> [PROMPT]:
Every line of the data is to be retyped exactly.

> [GIVEN RECORDS]:
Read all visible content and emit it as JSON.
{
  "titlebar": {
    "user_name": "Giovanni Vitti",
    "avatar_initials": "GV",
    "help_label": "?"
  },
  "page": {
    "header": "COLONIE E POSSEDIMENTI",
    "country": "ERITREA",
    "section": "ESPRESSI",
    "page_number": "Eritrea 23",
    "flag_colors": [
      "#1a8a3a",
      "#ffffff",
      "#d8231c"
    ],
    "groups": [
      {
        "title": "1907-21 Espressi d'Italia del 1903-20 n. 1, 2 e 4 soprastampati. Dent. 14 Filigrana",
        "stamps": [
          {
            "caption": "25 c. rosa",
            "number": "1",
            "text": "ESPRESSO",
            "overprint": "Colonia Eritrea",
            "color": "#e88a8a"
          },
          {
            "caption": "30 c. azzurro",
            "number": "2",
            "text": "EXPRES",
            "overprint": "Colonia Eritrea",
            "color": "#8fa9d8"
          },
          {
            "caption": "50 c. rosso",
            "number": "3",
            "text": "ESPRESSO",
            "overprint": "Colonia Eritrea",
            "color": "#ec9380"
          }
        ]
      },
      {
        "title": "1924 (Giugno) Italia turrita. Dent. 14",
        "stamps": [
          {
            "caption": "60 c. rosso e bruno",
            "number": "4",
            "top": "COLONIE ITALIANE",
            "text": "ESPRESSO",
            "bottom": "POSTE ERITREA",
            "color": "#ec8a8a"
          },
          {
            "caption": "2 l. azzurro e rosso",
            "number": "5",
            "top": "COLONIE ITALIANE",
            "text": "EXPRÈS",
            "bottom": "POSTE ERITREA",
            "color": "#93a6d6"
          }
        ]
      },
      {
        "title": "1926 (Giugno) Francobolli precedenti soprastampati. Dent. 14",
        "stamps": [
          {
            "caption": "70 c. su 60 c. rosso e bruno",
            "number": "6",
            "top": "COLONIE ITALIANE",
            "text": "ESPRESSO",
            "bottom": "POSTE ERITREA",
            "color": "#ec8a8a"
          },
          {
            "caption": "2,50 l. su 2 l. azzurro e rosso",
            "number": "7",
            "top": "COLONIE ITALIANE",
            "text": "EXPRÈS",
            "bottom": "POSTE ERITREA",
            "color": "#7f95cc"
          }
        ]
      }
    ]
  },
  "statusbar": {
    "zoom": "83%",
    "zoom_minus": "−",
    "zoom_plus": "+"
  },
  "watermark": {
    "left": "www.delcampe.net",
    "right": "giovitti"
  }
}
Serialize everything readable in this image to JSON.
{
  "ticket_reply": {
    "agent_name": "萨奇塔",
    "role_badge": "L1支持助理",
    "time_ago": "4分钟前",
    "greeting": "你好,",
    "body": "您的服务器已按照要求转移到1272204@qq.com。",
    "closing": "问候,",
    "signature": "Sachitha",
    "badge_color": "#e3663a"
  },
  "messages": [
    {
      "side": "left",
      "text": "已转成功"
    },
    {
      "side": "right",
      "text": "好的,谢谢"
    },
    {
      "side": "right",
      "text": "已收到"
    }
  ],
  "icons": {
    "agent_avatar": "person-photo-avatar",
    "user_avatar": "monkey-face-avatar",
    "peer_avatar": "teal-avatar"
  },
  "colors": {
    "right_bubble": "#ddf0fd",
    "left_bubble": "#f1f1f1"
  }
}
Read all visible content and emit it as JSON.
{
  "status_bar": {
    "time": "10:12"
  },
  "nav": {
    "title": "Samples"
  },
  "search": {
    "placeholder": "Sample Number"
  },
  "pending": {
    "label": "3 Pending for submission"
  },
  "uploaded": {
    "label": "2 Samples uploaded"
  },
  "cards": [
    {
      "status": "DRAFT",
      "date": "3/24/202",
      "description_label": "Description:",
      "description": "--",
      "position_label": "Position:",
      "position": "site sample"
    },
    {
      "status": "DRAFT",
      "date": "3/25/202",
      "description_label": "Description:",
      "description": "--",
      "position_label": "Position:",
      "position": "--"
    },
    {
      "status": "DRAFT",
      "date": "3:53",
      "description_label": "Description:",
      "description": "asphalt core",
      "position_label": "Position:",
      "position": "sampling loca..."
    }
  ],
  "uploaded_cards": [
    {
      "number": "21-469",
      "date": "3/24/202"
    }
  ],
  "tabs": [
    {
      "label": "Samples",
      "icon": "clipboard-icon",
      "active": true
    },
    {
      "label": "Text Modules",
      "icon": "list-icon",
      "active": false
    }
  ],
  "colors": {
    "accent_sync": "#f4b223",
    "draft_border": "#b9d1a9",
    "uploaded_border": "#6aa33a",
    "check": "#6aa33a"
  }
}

> [EXERCISE RESULT]:
Read all visible content and emit it as JSON.
{
  "titlebar": {
    "user_name": "Giovanni Vitti",
    "avatar_initials": "GV",
    "help_label": "?"
  },
  "page": {
    "header": "COLONIE E POSSEDIMENTI",
    "country": "ERITREA",
    "section": "ESPRESSI",
    "page_number": "Eritrea 23",
    "flag_colors": [
      "#1a8a3a",
      "#ffffff",
      "#d8231c"
    ],
    "groups": [
      {
        "title": "1907-21 Espressi d'Italia del 1903-20 n. 1, 2 e 4 soprastampati. Dent. 14 Filigrana",
        "stamps": [
          {
            "caption": "25 c. rosa",
            "number": "1",
            "text": "ESPRESSO",
            "overprint": "Colonia Eritrea",
            "color": "#e88a8a"
          },
          {
            "caption": "30 c. azzurro",
            "number": "2",
            "text": "EXPRES",
            "overprint": "Colonia Eritrea",
            "color": "#8fa9d8"
          },
          {
            "caption": "50 c. rosso",
            "number": "3",
            "text": "ESPRESSO",
            "overprint": "Colonia Eritrea",
            "color": "#ec9380"
          }
        ]
      },
      {
        "title": "1924 (Giugno) Italia turrita. Dent. 14",
        "stamps": [
          {
            "caption": "60 c. rosso e bruno",
            "number": "4",
            "top": "COLONIE ITALIANE",
            "text": "ESPRESSO",
            "bottom": "POSTE ERITREA",
            "color": "#ec8a8a"
          },
          {
            "caption": "2 l. azzurro e rosso",
            "number": "5",
            "top": "COLONIE ITALIANE",
            "text": "EXPRÈS",
            "bottom": "POSTE ERITREA",
            "color": "#93a6d6"
          }
        ]
      },
      {
        "title": "1926 (Giugno) Francobolli precedenti soprastampati. Dent. 14",
        "stamps": [
          {
            "caption": "70 c. su 60 c. rosso e bruno",
            "number": "6",
            "top": "COLONIE ITALIANE",
            "text": "ESPRESSO",
            "bottom": "POSTE ERITREA",
            "color": "#ec8a8a"
          },
          {
            "caption": "2,50 l. su 2 l. azzurro e rosso",
            "number": "7",
            "top": "COLONIE ITALIANE",
            "text": "EXPRÈS",
            "bottom": "POSTE ERITREA",
            "color": "#7f95cc"
          }
        ]
      }
    ]
  },
  "statusbar": {
    "zoom": "83%",
    "zoom_minus": "−",
    "zoom_plus": "+"
  },
  "watermark": {
    "left": "www.delcampe.net",
    "right": "giovitti"
  }
}
Serialize everything readable in this image to JSON.
{
  "ticket_reply": {
    "agent_name": "萨奇塔",
    "role_badge": "L1支持助理",
    "time_ago": "4分钟前",
    "greeting": "你好,",
    "body": "您的服务器已按照要求转移到1272204@qq.com。",
    "closing": "问候,",
    "signature": "Sachitha",
    "badge_color": "#e3663a"
  },
  "messages": [
    {
      "side": "left",
      "text": "已转成功"
    },
    {
      "side": "right",
      "text": "好的,谢谢"
    },
    {
      "side": "right",
      "text": "已收到"
    }
  ],
  "icons": {
    "agent_avatar": "person-photo-avatar",
    "user_avatar": "monkey-face-avatar",
    "peer_avatar": "teal-avatar"
  },
  "colors": {
    "right_bubble": "#ddf0fd",
    "left_bubble": "#f1f1f1"
  }
}
Read all visible content and emit it as JSON.
{
  "status_bar": {
    "time": "10:12"
  },
  "nav": {
    "title": "Samples"
  },
  "search": {
    "placeholder": "Sample Number"
  },
  "pending": {
    "label": "3 Pending for submission"
  },
  "uploaded": {
    "label": "2 Samples uploaded"
  },
  "cards": [
    {
      "status": "DRAFT",
      "date": "3/24/202",
      "description_label": "Description:",
      "description": "--",
      "position_label": "Position:",
      "position": "site sample"
    },
    {
      "status": "DRAFT",
      "date": "3/25/202",
      "description_label": "Description:",
      "description": "--",
      "position_label": "Position:",
      "position": "--"
    },
    {
      "status": "DRAFT",
      "date": "3:53",
      "description_label": "Description:",
      "description": "asphalt core",
      "position_label": "Position:",
      "position": "sampling loca..."
    }
  ],
  "uploaded_cards": [
    {
      "number": "21-469",
      "date": "3/24/202"
    }
  ],
  "tabs": [
    {
      "label": "Samples",
      "icon": "clipboard-icon",
      "active": true
    },
    {
      "label": "Text Modules",
      "icon": "list-icon",
      "active": false
    }
  ],
  "colors": {
    "accent_sync": "#f4b223",
    "draft_border": "#b9d1a9",
    "uploaded_border": "#6aa33a",
    "check": "#6aa33a"
  }
}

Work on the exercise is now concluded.